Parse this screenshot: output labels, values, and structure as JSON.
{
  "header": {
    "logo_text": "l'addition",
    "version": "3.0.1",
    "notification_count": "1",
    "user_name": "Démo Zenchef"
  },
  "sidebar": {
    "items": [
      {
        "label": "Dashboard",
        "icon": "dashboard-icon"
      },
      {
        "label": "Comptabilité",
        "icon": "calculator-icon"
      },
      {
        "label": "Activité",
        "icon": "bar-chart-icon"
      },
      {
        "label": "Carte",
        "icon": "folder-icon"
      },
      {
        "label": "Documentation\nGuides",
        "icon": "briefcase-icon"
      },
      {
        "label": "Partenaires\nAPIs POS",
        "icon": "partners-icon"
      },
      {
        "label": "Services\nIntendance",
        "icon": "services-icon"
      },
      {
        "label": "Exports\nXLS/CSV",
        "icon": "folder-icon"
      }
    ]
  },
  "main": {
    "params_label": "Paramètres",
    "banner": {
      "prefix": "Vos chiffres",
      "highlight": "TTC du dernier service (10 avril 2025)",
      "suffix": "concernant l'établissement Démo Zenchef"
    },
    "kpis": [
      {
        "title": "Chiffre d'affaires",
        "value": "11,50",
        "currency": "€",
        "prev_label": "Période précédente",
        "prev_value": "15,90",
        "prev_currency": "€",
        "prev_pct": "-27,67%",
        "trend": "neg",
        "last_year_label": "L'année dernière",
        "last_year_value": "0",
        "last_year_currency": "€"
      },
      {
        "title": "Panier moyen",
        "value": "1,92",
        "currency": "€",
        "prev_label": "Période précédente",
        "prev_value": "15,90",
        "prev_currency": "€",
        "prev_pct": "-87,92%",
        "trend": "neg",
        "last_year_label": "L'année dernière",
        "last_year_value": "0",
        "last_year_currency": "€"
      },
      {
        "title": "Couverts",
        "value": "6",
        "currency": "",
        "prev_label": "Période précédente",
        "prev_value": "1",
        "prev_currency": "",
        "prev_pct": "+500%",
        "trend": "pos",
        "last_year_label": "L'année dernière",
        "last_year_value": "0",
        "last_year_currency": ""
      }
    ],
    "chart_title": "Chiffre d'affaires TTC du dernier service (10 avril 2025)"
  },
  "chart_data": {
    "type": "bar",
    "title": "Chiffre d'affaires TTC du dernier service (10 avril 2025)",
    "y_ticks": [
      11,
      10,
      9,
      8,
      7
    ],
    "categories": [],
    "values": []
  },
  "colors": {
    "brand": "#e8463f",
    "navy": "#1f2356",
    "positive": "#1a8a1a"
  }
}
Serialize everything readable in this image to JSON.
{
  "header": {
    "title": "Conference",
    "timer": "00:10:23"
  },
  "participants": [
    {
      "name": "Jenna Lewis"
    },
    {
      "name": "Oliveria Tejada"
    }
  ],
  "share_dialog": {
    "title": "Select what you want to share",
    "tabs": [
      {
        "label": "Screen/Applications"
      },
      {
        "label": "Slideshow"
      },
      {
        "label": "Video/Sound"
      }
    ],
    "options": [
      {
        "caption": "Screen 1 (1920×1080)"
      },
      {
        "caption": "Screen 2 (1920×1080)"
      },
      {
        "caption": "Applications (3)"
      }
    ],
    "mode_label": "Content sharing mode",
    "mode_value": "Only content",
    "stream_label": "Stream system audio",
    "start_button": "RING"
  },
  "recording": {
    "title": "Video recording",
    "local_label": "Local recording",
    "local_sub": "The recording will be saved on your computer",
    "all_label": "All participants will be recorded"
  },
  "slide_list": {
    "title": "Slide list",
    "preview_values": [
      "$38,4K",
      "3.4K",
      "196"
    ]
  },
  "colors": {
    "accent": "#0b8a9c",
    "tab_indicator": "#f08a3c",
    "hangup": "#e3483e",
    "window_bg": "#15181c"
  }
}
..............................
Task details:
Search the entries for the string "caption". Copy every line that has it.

Response to the exercise:
        "caption": "Screen 1 (1920×1080)"
        "caption": "Screen 2 (1920×1080)"
        "caption": "Applications (3)"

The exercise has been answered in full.